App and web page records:

+ + + + + + +

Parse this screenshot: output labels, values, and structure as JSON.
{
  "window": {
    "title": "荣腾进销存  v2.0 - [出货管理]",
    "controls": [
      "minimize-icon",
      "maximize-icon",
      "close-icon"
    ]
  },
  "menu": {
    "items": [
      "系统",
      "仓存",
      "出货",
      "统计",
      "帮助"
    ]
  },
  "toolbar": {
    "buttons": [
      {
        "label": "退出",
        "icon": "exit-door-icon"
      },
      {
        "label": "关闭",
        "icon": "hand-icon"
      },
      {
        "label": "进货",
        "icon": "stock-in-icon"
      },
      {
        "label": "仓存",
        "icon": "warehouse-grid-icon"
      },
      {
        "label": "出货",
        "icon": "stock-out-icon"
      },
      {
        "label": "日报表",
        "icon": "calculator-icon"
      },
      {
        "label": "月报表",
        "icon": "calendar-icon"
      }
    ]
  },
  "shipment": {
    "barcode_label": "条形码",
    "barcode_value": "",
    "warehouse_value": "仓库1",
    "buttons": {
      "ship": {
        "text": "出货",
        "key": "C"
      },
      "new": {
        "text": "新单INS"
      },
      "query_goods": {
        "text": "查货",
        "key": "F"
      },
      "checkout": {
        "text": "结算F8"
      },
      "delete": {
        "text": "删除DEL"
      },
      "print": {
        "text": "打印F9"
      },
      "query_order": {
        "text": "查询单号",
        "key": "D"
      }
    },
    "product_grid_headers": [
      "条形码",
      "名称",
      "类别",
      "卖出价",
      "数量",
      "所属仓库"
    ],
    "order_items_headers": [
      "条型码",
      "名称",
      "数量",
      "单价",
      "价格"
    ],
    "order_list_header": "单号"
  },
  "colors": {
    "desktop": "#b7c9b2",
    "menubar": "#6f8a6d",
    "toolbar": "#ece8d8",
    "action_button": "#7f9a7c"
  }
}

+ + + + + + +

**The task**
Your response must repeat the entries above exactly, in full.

**Solved problem**
Parse this screenshot: output labels, values, and structure as JSON.
{
  "window": {
    "title": "荣腾进销存  v2.0 - [出货管理]",
    "controls": [
      "minimize-icon",
      "maximize-icon",
      "close-icon"
    ]
  },
  "menu": {
    "items": [
      "系统",
      "仓存",
      "出货",
      "统计",
      "帮助"
    ]
  },
  "toolbar": {
    "buttons": [
      {
        "label": "退出",
        "icon": "exit-door-icon"
      },
      {
        "label": "关闭",
        "icon": "hand-icon"
      },
      {
        "label": "进货",
        "icon": "stock-in-icon"
      },
      {
        "label": "仓存",
        "icon": "warehouse-grid-icon"
      },
      {
        "label": "出货",
        "icon": "stock-out-icon"
      },
      {
        "label": "日报表",
        "icon": "calculator-icon"
      },
      {
        "label": "月报表",
        "icon": "calendar-icon"
      }
    ]
  },
  "shipment": {
    "barcode_label": "条形码",
    "barcode_value": "",
    "warehouse_value": "仓库1",
    "buttons": {
      "ship": {
        "text": "出货",
        "key": "C"
      },
      "new": {
        "text": "新单INS"
      },
      "query_goods": {
        "text": "查货",
        "key": "F"
      },
      "checkout": {
        "text": "结算F8"
      },
      "delete": {
        "text": "删除DEL"
      },
      "print": {
        "text": "打印F9"
      },
      "query_order": {
        "text": "查询单号",
        "key": "D"
      }
    },
    "product_grid_headers": [
      "条形码",
      "名称",
      "类别",
      "卖出价",
      "数量",
      "所属仓库"
    ],
    "order_items_headers": [
      "条型码",
      "名称",
      "数量",
      "单价",
      "价格"
    ],
    "order_list_header": "单号"
  },
  "colors": {
    "desktop": "#b7c9b2",
    "menubar": "#6f8a6d",
    "toolbar": "#ece8d8",
    "action_button": "#7f9a7c"
  }
}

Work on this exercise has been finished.